**Problem description:**
Copy out, unchanged, the entries below from the "Parse this screenshot: output" line to the final line. Omit pictures.

**Dataset content:**

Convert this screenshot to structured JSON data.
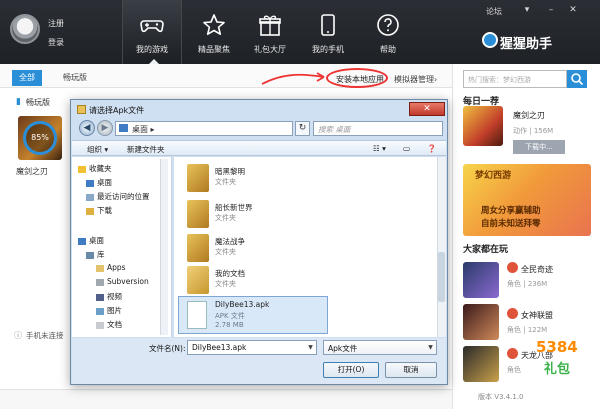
{
  "topbar": {
    "login": {
      "register": "注册",
      "login": "登录"
    },
    "tabs": [
      {
        "label": "我的游戏",
        "icon": "gamepad-icon",
        "active": true
      },
      {
        "label": "精品聚焦",
        "icon": "star-icon"
      },
      {
        "label": "礼包大厅",
        "icon": "gift-icon"
      },
      {
        "label": "我的手机",
        "icon": "phone-icon"
      },
      {
        "label": "帮助",
        "icon": "question-icon"
      }
    ],
    "forum": "论坛",
    "brand": "猩猩助手"
  },
  "main": {
    "subtabs": [
      {
        "label": "全部"
      },
      {
        "label": "畅玩版"
      }
    ],
    "install_local": "安装本地应用",
    "emulator_mgr": "模拟器管理",
    "section_title": "畅玩版",
    "game_card": {
      "name": "魔剑之刃",
      "progress": "85%"
    },
    "phone_status": "手机未连接"
  },
  "sidebar": {
    "search_placeholder": "热门搜索：梦幻西游",
    "daily_title": "每日一荐",
    "daily": {
      "name": "魔剑之刃",
      "meta_kind": "动作",
      "meta_size": "156M",
      "download": "下载中..."
    },
    "banner": {
      "title": "梦幻西游",
      "line1": "周女分享赢辅助",
      "line2": "自前未知送拜零"
    },
    "popular_title": "大家都在玩",
    "popular": [
      {
        "name": "全民奇迹",
        "meta_kind": "角色",
        "meta_size": "236M"
      },
      {
        "name": "女神联盟",
        "meta_kind": "角色",
        "meta_size": "122M"
      },
      {
        "name": "天龙八部",
        "meta_kind": "角色",
        "meta_size": ""
      }
    ],
    "watermark": "5384",
    "watermark2": "礼包",
    "version": "版本 V3.4.1.0"
  },
  "dialog": {
    "title": "请选择Apk文件",
    "address": "桌面",
    "search_placeholder": "搜索 桌面",
    "toolbar": {
      "organize": "组织",
      "new_folder": "新建文件夹"
    },
    "nav": {
      "favorites": "收藏夹",
      "desktop": "桌面",
      "recent": "最近访问的位置",
      "downloads": "下载",
      "desktop2": "桌面",
      "libraries": "库",
      "apps": "Apps",
      "subversion": "Subversion",
      "videos": "视频",
      "pictures": "图片",
      "documents": "文档"
    },
    "files": [
      {
        "name": "暗黑黎明",
        "type": "文件夹"
      },
      {
        "name": "船长新世界",
        "type": "文件夹"
      },
      {
        "name": "魔法战争",
        "type": "文件夹"
      },
      {
        "name": "我的文档",
        "type": "文件夹"
      }
    ],
    "selected_file": {
      "name": "DilyBee13.apk",
      "type": "APK 文件",
      "size": "2.78 MB"
    },
    "filename_label": "文件名(N):",
    "filename_value": "DilyBee13.apk",
    "filetype_value": "Apk文件",
    "open_label": "打开(O)",
    "cancel_label": "取消"
  }
}
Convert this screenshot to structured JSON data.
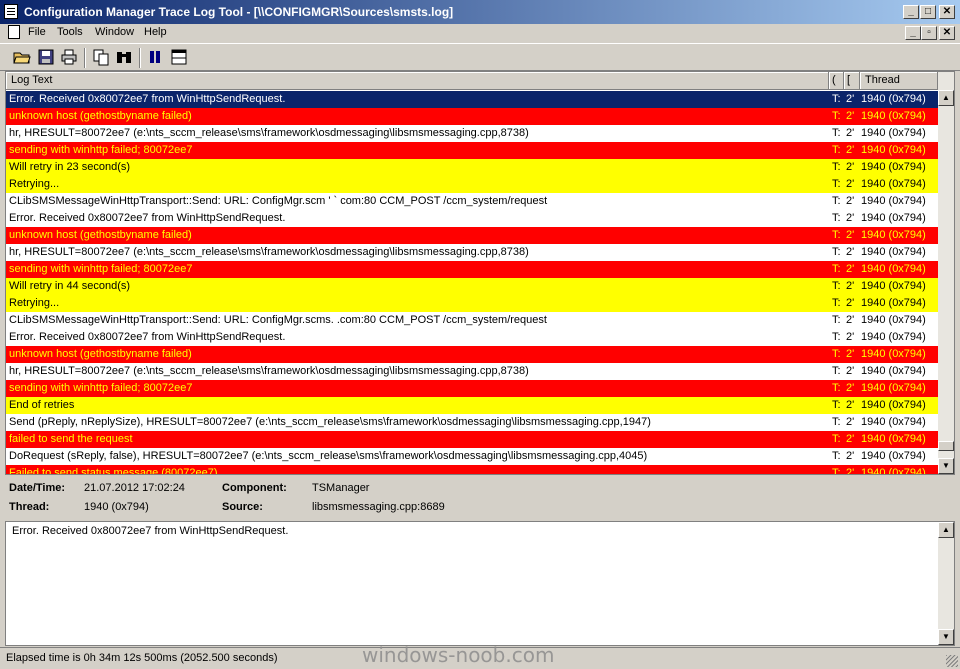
{
  "window": {
    "title": "Configuration Manager Trace Log Tool - [\\\\CONFIGMGR\\Sources\\smsts.log]"
  },
  "menu": [
    "File",
    "Tools",
    "Window",
    "Help"
  ],
  "columns": {
    "text": "Log Text",
    "a": "(",
    "b": "[",
    "thread": "Thread"
  },
  "colors": {
    "selected": "#0a246a",
    "error": "#ff0000",
    "warning": "#ffff00",
    "normal": "#ffffff"
  },
  "rows": [
    {
      "text": "Error. Received 0x80072ee7 from WinHttpSendRequest.",
      "a": "T:",
      "b": "2'",
      "thread": "1940 (0x794)",
      "level": "selected"
    },
    {
      "text": "unknown host (gethostbyname failed)",
      "a": "T:",
      "b": "2'",
      "thread": "1940 (0x794)",
      "level": "error"
    },
    {
      "text": "hr, HRESULT=80072ee7 (e:\\nts_sccm_release\\sms\\framework\\osdmessaging\\libsmsmessaging.cpp,8738)",
      "a": "T:",
      "b": "2'",
      "thread": "1940 (0x794)",
      "level": "normal"
    },
    {
      "text": "sending with winhttp failed; 80072ee7",
      "a": "T:",
      "b": "2'",
      "thread": "1940 (0x794)",
      "level": "error"
    },
    {
      "text": "Will retry in 23 second(s)",
      "a": "T:",
      "b": "2'",
      "thread": "1940 (0x794)",
      "level": "warning"
    },
    {
      "text": "Retrying...",
      "a": "T:",
      "b": "2'",
      "thread": "1940 (0x794)",
      "level": "warning"
    },
    {
      "text": "CLibSMSMessageWinHttpTransport::Send: URL: ConfigMgr.scm          ' ` com:80  CCM_POST /ccm_system/request",
      "a": "T:",
      "b": "2'",
      "thread": "1940 (0x794)",
      "level": "normal"
    },
    {
      "text": "Error. Received 0x80072ee7 from WinHttpSendRequest.",
      "a": "T:",
      "b": "2'",
      "thread": "1940 (0x794)",
      "level": "normal"
    },
    {
      "text": "unknown host (gethostbyname failed)",
      "a": "T:",
      "b": "2'",
      "thread": "1940 (0x794)",
      "level": "error"
    },
    {
      "text": "hr, HRESULT=80072ee7 (e:\\nts_sccm_release\\sms\\framework\\osdmessaging\\libsmsmessaging.cpp,8738)",
      "a": "T:",
      "b": "2'",
      "thread": "1940 (0x794)",
      "level": "normal"
    },
    {
      "text": "sending with winhttp failed; 80072ee7",
      "a": "T:",
      "b": "2'",
      "thread": "1940 (0x794)",
      "level": "error"
    },
    {
      "text": "Will retry in 44 second(s)",
      "a": "T:",
      "b": "2'",
      "thread": "1940 (0x794)",
      "level": "warning"
    },
    {
      "text": "Retrying...",
      "a": "T:",
      "b": "2'",
      "thread": "1940 (0x794)",
      "level": "warning"
    },
    {
      "text": "CLibSMSMessageWinHttpTransport::Send: URL: ConfigMgr.scms.           .com:80  CCM_POST /ccm_system/request",
      "a": "T:",
      "b": "2'",
      "thread": "1940 (0x794)",
      "level": "normal"
    },
    {
      "text": "Error. Received 0x80072ee7 from WinHttpSendRequest.",
      "a": "T:",
      "b": "2'",
      "thread": "1940 (0x794)",
      "level": "normal"
    },
    {
      "text": "unknown host (gethostbyname failed)",
      "a": "T:",
      "b": "2'",
      "thread": "1940 (0x794)",
      "level": "error"
    },
    {
      "text": "hr, HRESULT=80072ee7 (e:\\nts_sccm_release\\sms\\framework\\osdmessaging\\libsmsmessaging.cpp,8738)",
      "a": "T:",
      "b": "2'",
      "thread": "1940 (0x794)",
      "level": "normal"
    },
    {
      "text": "sending with winhttp failed; 80072ee7",
      "a": "T:",
      "b": "2'",
      "thread": "1940 (0x794)",
      "level": "error"
    },
    {
      "text": "End of retries",
      "a": "T:",
      "b": "2'",
      "thread": "1940 (0x794)",
      "level": "warning"
    },
    {
      "text": "Send (pReply, nReplySize), HRESULT=80072ee7 (e:\\nts_sccm_release\\sms\\framework\\osdmessaging\\libsmsmessaging.cpp,1947)",
      "a": "T:",
      "b": "2'",
      "thread": "1940 (0x794)",
      "level": "normal"
    },
    {
      "text": "failed to send the request",
      "a": "T:",
      "b": "2'",
      "thread": "1940 (0x794)",
      "level": "error"
    },
    {
      "text": "DoRequest (sReply, false), HRESULT=80072ee7 (e:\\nts_sccm_release\\sms\\framework\\osdmessaging\\libsmsmessaging.cpp,4045)",
      "a": "T:",
      "b": "2'",
      "thread": "1940 (0x794)",
      "level": "normal"
    },
    {
      "text": "Failed to send status message (80072ee7)",
      "a": "T:",
      "b": "2'",
      "thread": "1940 (0x794)",
      "level": "error"
    }
  ],
  "details": {
    "datetime_label": "Date/Time:",
    "datetime": "21.07.2012 17:02:24",
    "component_label": "Component:",
    "component": "TSManager",
    "thread_label": "Thread:",
    "thread": "1940 (0x794)",
    "source_label": "Source:",
    "source": "libsmsmessaging.cpp:8689"
  },
  "message": "Error. Received 0x80072ee7 from WinHttpSendRequest.",
  "status": "Elapsed time is 0h 34m 12s 500ms (2052.500 seconds)",
  "watermark": "windows-noob.com"
}
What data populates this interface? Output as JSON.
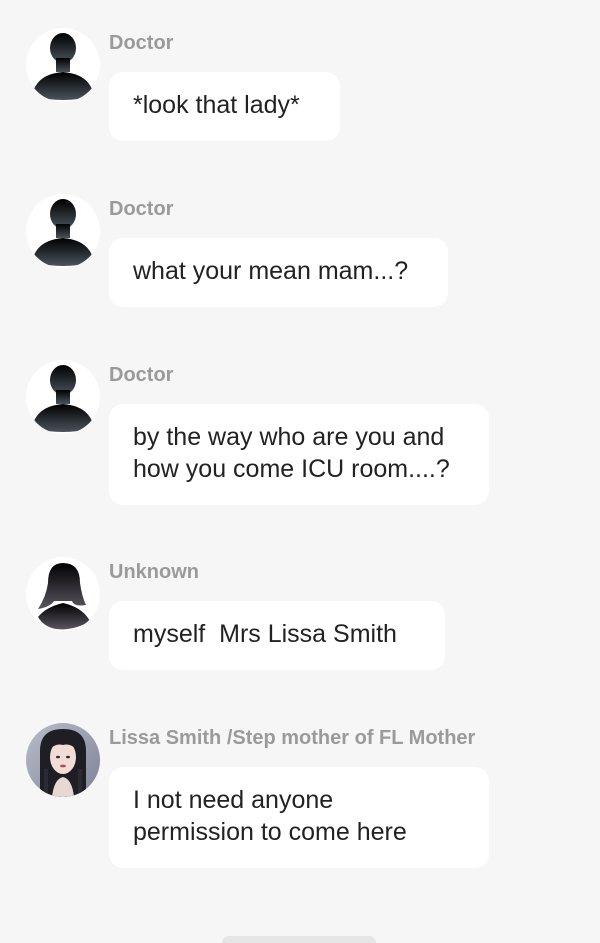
{
  "messages": [
    {
      "sender": "Doctor",
      "text": "*look that lady*",
      "avatar": "silhouette-male-icon"
    },
    {
      "sender": "Doctor",
      "text": "what your mean mam...?",
      "avatar": "silhouette-male-icon"
    },
    {
      "sender": "Doctor",
      "text": "by the way who are you and\nhow you come ICU room....?",
      "avatar": "silhouette-male-icon"
    },
    {
      "sender": "Unknown",
      "text": "myself  Mrs Lissa Smith",
      "avatar": "silhouette-female-icon"
    },
    {
      "sender": "Lissa Smith /Step mother of FL Mother",
      "text": "I not need anyone\npermission to come here",
      "avatar": "lissa-portrait-icon"
    }
  ],
  "colors": {
    "background": "#f6f6f6",
    "bubble": "#ffffff",
    "sender_name": "#9a9a9a",
    "message_text": "#222222"
  }
}
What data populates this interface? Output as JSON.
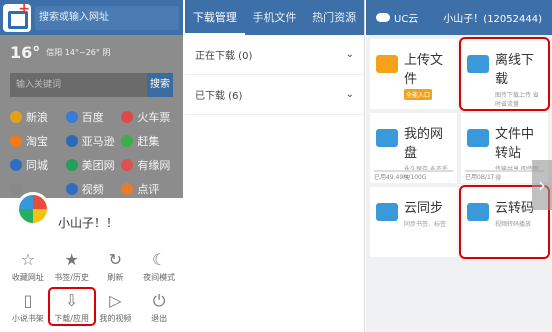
{
  "browser": {
    "url_placeholder": "搜索或输入网址",
    "weather": {
      "temp": "16°",
      "detail": "信阳 14°~26° 阴"
    },
    "search": {
      "placeholder": "输入关键词",
      "button": "搜索"
    },
    "sites": [
      {
        "label": "新浪",
        "color": "#e3a11b"
      },
      {
        "label": "百度",
        "color": "#3a7bd5"
      },
      {
        "label": "火车票",
        "color": "#e04848"
      },
      {
        "label": "淘宝",
        "color": "#f27a1a"
      },
      {
        "label": "亚马逊",
        "color": "#2a6bb7"
      },
      {
        "label": "赶集",
        "color": "#3bae4a"
      },
      {
        "label": "同城",
        "color": "#2d6ec1"
      },
      {
        "label": "美团网",
        "color": "#25a05a"
      },
      {
        "label": "有缘网",
        "color": "#e05050"
      },
      {
        "label": "",
        "color": "#888"
      },
      {
        "label": "视频",
        "color": "#2d6ec1"
      },
      {
        "label": "点评",
        "color": "#e87b2c"
      }
    ],
    "menu": {
      "username": "小山子！！",
      "items": [
        {
          "label": "收藏网址",
          "icon": "star-icon"
        },
        {
          "label": "书签/历史",
          "icon": "bookmark-icon"
        },
        {
          "label": "刷新",
          "icon": "refresh-icon"
        },
        {
          "label": "夜间模式",
          "icon": "moon-icon"
        },
        {
          "label": "小说书架",
          "icon": "book-icon"
        },
        {
          "label": "下载/应用",
          "icon": "download-icon"
        },
        {
          "label": "我的视频",
          "icon": "video-icon"
        },
        {
          "label": "退出",
          "icon": "power-icon"
        }
      ]
    }
  },
  "downloads": {
    "tabs": [
      "下载管理",
      "手机文件",
      "热门资源"
    ],
    "rows": [
      {
        "label": "正在下载 (0)"
      },
      {
        "label": "已下载 (6)"
      }
    ]
  },
  "cloud": {
    "brand": "UC云",
    "user": "小山子！(12052444)",
    "tiles": [
      {
        "title": "上传文件",
        "sub": "",
        "badge": "全能入口",
        "color": "#f4a21c",
        "highlight": false
      },
      {
        "title": "离线下载",
        "sub": "图传下载上传 省时省流量",
        "badge": "",
        "color": "#3a9ad9",
        "highlight": true
      },
      {
        "title": "我的网盘",
        "sub": "永久保存 永不丢失",
        "meta": "已用49.49M/100G",
        "color": "#3a9ad9",
        "highlight": false
      },
      {
        "title": "文件中转站",
        "sub": "传输共享 即传即得",
        "meta": "已用0B/1T",
        "color": "#3a9ad9",
        "highlight": false
      },
      {
        "title": "云同步",
        "sub": "同步书签、标签",
        "color": "#3a9ad9",
        "highlight": false
      },
      {
        "title": "云转码",
        "sub": "视频转码播放",
        "color": "#3a9ad9",
        "highlight": true
      }
    ]
  }
}
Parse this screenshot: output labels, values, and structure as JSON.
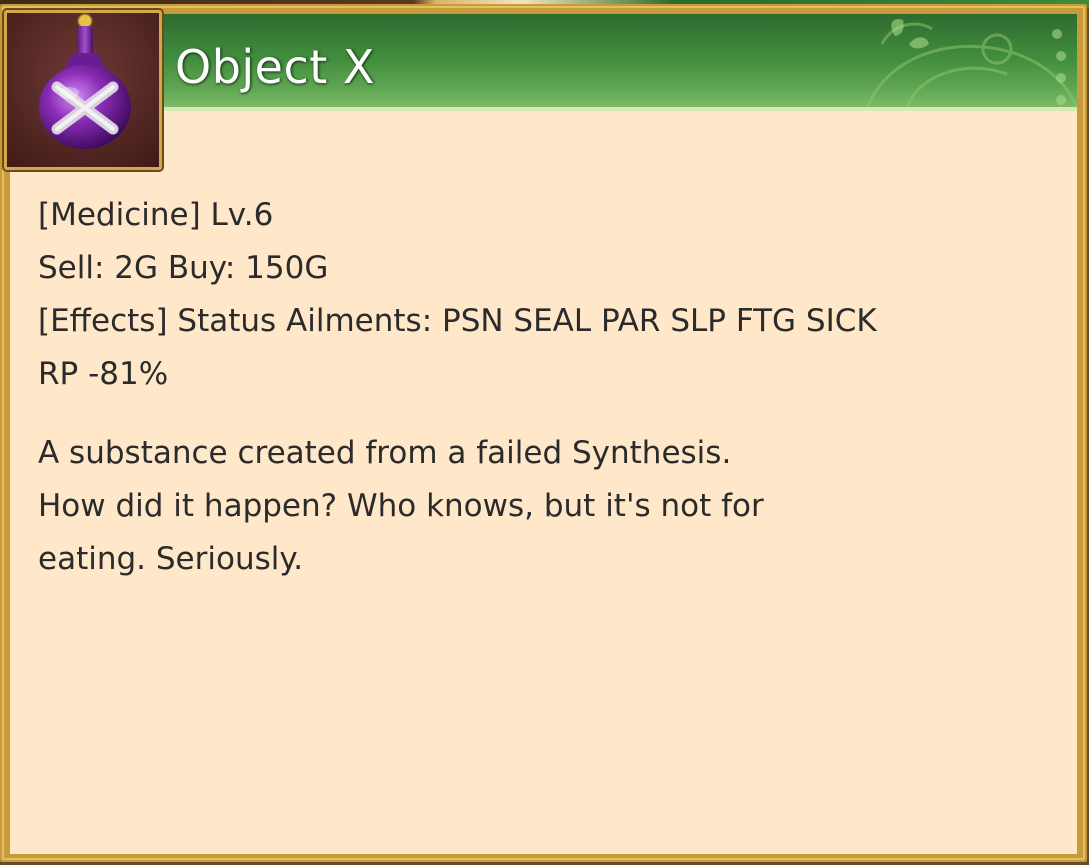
{
  "item": {
    "name": "Object X",
    "icon": "purple-potion-flask-icon"
  },
  "info": {
    "category_line": "[Medicine] Lv.6",
    "price_line": "Sell: 2G Buy: 150G",
    "effects_line": "[Effects] Status Ailments: PSN SEAL PAR SLP FTG SICK",
    "rp_line": "RP -81%"
  },
  "description": {
    "lines": [
      "A substance created from a failed Synthesis.",
      "How did it happen? Who knows, but it's not for",
      "eating. Seriously."
    ]
  },
  "colors": {
    "title_bar": "#3f8a3c",
    "panel_bg": "#ffe8c9",
    "frame": "#c79a3a",
    "text": "#2b2b2b",
    "title_text": "#ffffff"
  }
}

**Exercise result:**
Parse this screenshot: output labels, values, and structure as JSON.
{
  "item": {
    "name": "Object X",
    "icon": "purple-potion-flask-icon"
  },
  "info": {
    "category_line": "[Medicine] Lv.6",
    "price_line": "Sell: 2G Buy: 150G",
    "effects_line": "[Effects] Status Ailments: PSN SEAL PAR SLP FTG SICK",
    "rp_line": "RP -81%"
  },
  "description": {
    "lines": [
      "A substance created from a failed Synthesis.",
      "How did it happen? Who knows, but it's not for",
      "eating. Seriously."
    ]
  },
  "colors": {
    "title_bar": "#3f8a3c",
    "panel_bg": "#ffe8c9",
    "frame": "#c79a3a",
    "text": "#2b2b2b",
    "title_text": "#ffffff"
  }
}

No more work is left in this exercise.